[Component data from apps and pages]
=====

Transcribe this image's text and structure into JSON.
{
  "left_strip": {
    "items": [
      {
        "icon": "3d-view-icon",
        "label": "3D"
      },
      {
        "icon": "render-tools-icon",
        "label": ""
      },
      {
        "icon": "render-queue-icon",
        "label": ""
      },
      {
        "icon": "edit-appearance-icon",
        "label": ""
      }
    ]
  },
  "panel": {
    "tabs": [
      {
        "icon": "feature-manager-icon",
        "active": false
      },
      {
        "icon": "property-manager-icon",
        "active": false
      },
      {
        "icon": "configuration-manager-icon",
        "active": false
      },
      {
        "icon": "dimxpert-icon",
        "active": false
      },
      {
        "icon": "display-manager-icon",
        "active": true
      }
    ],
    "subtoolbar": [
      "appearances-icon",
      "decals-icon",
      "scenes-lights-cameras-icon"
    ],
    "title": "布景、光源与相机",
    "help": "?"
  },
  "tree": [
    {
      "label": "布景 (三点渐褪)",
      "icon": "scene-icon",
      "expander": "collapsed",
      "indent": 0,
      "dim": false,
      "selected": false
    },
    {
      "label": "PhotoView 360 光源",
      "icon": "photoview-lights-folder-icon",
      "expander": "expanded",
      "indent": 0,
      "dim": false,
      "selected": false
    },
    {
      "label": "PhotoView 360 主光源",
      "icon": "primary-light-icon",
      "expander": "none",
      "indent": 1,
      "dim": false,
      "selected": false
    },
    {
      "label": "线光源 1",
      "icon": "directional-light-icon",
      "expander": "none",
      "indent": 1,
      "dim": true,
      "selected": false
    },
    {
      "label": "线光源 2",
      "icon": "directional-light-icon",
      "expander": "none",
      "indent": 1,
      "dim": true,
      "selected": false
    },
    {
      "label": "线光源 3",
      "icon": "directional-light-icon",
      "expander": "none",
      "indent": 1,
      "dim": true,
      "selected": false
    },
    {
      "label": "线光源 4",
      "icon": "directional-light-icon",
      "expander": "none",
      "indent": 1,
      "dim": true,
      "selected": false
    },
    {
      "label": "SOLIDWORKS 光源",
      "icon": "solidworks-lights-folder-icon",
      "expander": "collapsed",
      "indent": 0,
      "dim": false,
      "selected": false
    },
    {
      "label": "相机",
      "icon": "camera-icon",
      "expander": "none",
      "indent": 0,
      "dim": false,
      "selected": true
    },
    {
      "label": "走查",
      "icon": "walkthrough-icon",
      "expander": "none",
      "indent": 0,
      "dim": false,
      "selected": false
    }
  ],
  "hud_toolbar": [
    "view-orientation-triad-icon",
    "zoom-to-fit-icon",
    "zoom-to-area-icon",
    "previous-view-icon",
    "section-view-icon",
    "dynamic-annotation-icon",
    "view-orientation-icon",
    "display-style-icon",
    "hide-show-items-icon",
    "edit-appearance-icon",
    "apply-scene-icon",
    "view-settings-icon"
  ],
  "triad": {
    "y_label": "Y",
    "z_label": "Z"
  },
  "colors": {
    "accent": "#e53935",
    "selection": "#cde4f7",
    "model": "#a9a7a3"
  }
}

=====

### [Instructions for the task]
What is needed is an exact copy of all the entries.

### [Completed exercise]
Transcribe this image's text and structure into JSON.
{
  "left_strip": {
    "items": [
      {
        "icon": "3d-view-icon",
        "label": "3D"
      },
      {
        "icon": "render-tools-icon",
        "label": ""
      },
      {
        "icon": "render-queue-icon",
        "label": ""
      },
      {
        "icon": "edit-appearance-icon",
        "label": ""
      }
    ]
  },
  "panel": {
    "tabs": [
      {
        "icon": "feature-manager-icon",
        "active": false
      },
      {
        "icon": "property-manager-icon",
        "active": false
      },
      {
        "icon": "configuration-manager-icon",
        "active": false
      },
      {
        "icon": "dimxpert-icon",
        "active": false
      },
      {
        "icon": "display-manager-icon",
        "active": true
      }
    ],
    "subtoolbar": [
      "appearances-icon",
      "decals-icon",
      "scenes-lights-cameras-icon"
    ],
    "title": "布景、光源与相机",
    "help": "?"
  },
  "tree": [
    {
      "label": "布景 (三点渐褪)",
      "icon": "scene-icon",
      "expander": "collapsed",
      "indent": 0,
      "dim": false,
      "selected": false
    },
    {
      "label": "PhotoView 360 光源",
      "icon": "photoview-lights-folder-icon",
      "expander": "expanded",
      "indent": 0,
      "dim": false,
      "selected": false
    },
    {
      "label": "PhotoView 360 主光源",
      "icon": "primary-light-icon",
      "expander": "none",
      "indent": 1,
      "dim": false,
      "selected": false
    },
    {
      "label": "线光源 1",
      "icon": "directional-light-icon",
      "expander": "none",
      "indent": 1,
      "dim": true,
      "selected": false
    },
    {
      "label": "线光源 2",
      "icon": "directional-light-icon",
      "expander": "none",
      "indent": 1,
      "dim": true,
      "selected": false
    },
    {
      "label": "线光源 3",
      "icon": "directional-light-icon",
      "expander": "none",
      "indent": 1,
      "dim": true,
      "selected": false
    },
    {
      "label": "线光源 4",
      "icon": "directional-light-icon",
      "expander": "none",
      "indent": 1,
      "dim": true,
      "selected": false
    },
    {
      "label": "SOLIDWORKS 光源",
      "icon": "solidworks-lights-folder-icon",
      "expander": "collapsed",
      "indent": 0,
      "dim": false,
      "selected": false
    },
    {
      "label": "相机",
      "icon": "camera-icon",
      "expander": "none",
      "indent": 0,
      "dim": false,
      "selected": true
    },
    {
      "label": "走查",
      "icon": "walkthrough-icon",
      "expander": "none",
      "indent": 0,
      "dim": false,
      "selected": false
    }
  ],
  "hud_toolbar": [
    "view-orientation-triad-icon",
    "zoom-to-fit-icon",
    "zoom-to-area-icon",
    "previous-view-icon",
    "section-view-icon",
    "dynamic-annotation-icon",
    "view-orientation-icon",
    "display-style-icon",
    "hide-show-items-icon",
    "edit-appearance-icon",
    "apply-scene-icon",
    "view-settings-icon"
  ],
  "triad": {
    "y_label": "Y",
    "z_label": "Z"
  },
  "colors": {
    "accent": "#e53935",
    "selection": "#cde4f7",
    "model": "#a9a7a3"
  }
}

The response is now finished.